This is Ryan posting my second blog post and I figured I would post early to see if I can get a few more hits with my post. I am going to expand on my post later this evening and will just do a short one for the early-birds 😉
I would like to throw out a few things we are considering for the home for feedback.
We are thinking about putting the washer and drier in our master bathroom instead of a separate laundry room. This would save us space and take out the construction of an extra wall in our house. The more space we can save and the less we have to build the better!
Another thing we are considering is cementing the square “pavers” (cement squares that we got from de-constructing the 1970’s home) on the top of the back 40 foot shipping container (below the window wall) to act as a solar heat retaining floor/ceiling below the window wall (it will be the floor of the window wall upstairs offices on top of the 40 footer, and the ceiling of the kitchen inside the 40 footer).
Another question we are asking is if we even need to insulate the internal shipping container walls at all or if we can just leave them as 14-guage steel?
I will add more to this post in a few hours once our daughter Soleil goes to sleep. Keep an eye out and thanks for reading!
Round 2 of guy post 2 point 0:
Back to external walls.
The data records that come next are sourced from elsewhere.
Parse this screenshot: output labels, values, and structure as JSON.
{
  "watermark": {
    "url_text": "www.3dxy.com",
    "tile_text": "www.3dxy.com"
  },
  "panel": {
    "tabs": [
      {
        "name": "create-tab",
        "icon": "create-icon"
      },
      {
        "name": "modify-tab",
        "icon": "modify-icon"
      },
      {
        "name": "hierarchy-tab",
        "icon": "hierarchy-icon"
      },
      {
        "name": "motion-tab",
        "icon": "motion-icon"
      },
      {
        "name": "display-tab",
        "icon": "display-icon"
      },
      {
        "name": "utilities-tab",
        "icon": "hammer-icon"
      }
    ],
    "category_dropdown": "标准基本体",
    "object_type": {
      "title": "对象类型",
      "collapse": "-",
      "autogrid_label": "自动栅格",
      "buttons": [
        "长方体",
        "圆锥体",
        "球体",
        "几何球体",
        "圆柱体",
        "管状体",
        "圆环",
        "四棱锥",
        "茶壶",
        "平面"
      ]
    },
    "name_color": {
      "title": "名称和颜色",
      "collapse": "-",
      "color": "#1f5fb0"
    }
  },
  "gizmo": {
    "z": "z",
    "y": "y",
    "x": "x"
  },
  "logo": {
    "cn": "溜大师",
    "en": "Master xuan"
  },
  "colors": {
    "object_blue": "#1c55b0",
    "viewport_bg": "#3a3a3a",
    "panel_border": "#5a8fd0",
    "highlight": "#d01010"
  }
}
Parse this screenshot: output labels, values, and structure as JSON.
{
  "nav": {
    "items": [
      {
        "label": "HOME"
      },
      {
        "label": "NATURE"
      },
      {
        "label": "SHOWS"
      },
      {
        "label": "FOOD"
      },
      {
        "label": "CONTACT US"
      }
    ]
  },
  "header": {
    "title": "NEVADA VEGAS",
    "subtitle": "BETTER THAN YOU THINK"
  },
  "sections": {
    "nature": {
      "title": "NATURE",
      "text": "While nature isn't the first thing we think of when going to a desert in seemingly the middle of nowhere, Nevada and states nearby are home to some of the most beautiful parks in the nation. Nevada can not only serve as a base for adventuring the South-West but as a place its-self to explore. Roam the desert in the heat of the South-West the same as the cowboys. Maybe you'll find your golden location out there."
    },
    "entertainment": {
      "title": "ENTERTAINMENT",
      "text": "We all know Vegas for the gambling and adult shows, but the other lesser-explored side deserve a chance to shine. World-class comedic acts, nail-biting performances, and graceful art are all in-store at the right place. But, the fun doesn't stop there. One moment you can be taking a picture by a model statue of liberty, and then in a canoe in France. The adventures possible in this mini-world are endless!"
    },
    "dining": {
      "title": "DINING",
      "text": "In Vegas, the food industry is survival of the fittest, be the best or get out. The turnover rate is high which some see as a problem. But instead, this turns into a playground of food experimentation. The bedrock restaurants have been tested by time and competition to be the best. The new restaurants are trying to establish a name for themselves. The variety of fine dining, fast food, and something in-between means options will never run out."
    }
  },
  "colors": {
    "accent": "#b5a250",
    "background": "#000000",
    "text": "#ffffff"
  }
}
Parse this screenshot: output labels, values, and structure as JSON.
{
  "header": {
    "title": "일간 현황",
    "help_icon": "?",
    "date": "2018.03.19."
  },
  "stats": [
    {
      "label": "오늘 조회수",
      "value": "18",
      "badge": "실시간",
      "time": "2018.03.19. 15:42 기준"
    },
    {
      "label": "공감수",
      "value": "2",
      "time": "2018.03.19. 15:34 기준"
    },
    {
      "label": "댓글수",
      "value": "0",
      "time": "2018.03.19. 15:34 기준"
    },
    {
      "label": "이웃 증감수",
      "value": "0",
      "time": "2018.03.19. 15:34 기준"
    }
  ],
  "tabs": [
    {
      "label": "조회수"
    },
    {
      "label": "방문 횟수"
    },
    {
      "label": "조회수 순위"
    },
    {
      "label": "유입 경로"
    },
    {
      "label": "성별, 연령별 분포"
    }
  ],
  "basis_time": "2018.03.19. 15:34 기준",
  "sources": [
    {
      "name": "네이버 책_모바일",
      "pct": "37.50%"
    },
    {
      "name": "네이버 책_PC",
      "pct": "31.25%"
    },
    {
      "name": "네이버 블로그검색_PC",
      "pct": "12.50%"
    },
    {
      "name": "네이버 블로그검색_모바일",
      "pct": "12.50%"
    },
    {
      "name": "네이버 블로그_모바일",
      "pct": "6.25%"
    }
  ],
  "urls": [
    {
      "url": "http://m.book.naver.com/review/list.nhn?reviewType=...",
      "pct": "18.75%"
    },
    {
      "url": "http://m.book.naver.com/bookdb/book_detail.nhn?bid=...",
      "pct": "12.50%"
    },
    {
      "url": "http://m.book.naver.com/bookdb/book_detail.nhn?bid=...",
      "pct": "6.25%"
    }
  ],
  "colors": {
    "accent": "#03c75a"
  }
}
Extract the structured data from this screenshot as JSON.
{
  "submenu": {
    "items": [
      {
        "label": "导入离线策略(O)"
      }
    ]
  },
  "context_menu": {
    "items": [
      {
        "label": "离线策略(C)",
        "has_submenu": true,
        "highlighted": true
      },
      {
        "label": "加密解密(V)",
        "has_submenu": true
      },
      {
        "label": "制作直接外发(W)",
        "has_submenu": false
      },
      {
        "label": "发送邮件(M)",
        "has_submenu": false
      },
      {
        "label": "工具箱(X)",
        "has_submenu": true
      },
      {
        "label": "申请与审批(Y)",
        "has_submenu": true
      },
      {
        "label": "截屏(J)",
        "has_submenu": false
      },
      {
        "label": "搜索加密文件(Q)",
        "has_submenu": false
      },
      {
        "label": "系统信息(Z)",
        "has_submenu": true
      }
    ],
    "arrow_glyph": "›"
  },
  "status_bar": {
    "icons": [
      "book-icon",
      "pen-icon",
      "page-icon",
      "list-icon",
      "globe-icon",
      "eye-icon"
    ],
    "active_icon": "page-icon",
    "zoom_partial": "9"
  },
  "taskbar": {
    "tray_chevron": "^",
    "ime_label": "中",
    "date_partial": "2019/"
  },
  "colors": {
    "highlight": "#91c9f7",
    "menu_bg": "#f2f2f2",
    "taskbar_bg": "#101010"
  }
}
We are in a debate at the moment on using 2×6’s and batt insulation for our external walls or using 2×4’s and closed cell spray foam insulation instead. My concern about batt insulation for the external walls is rust. I do not want there to be ANY chance of moisture developing on the internal side of the shipping container walls. I have a feeling condensation will be an issue due to rapid heating and cooling of the external metal walls. Closed cell foam insulation would completely prevent this if applied directly to the steel walls as it would not provide the space necessary for condensation to develop. I am not sure how to completely prevent condensation when using batt insulation. I am also considering putting the beams for the wall horizontally in order to have the insulation rest between the 2×6’s (or 2×4’s) and the steel wall, thus preventing the wood from touching the metal and creating a thermal bridge since we do not need them for vertical support.
Roofing time. I have been discussing our roof in great detail with my friend Chris. Chris put a shed roof on his home and used normal galvanized steel roofing with screw fasteners. Apparently the issue’s with this type of roof are proper installation and regular maintenance. The company that install Chris’s roof over-tightened the screws fasteners, thus creating valleys for water to pool and eventually drip through the washers covering the fastener holes. These over tightened screws ruined his roofing panels and he is going to have to have the entire roof taken off and replaced due to improper installation.
Even when installed correctly, galvanized roofing screws rubber/neoprene washers dry out and crack after a few years. To properly maintain a normal galvanized steel roof the screws will need to be replaced every 2-3 years which adds time, effort, and expense to the cheaper steel roof over time.
After careful consideration my friend Chris is going with a standing seam roof for his home to replace his current roof. Though CONSIDERABLY more expensive, standing seam roofs do not require regular maintenance and are guaranteed for 40+ years. The fasteners are hidden below the roof thus eliminating any concern for leakage. There are many different types of stand seams for this type of roof. The image to the left shows a double locking seam with floating fixed clips screwed below roofing panels fastening the metal roofing to the wood below. This type of standing seam roof along with many others require a hand crimping tool or an automated crimper to lock the panels in place with the fixed clips.
Another method of standing seam is the snap lock system. This system does not require a crimping tool or fixed clips as the panels edges are crimped to the right shape already and can be directly fastened to the wooden roof below. They simply snap together at the seams overlaying the fasteners and preventing any type of moisture from penetrating the roof.
After all this information I believe it is time for some DIY eye candy. Here are a few cool ideas for reclaiming objects and re-purposing them for my final note. Enjoy and have a great evening!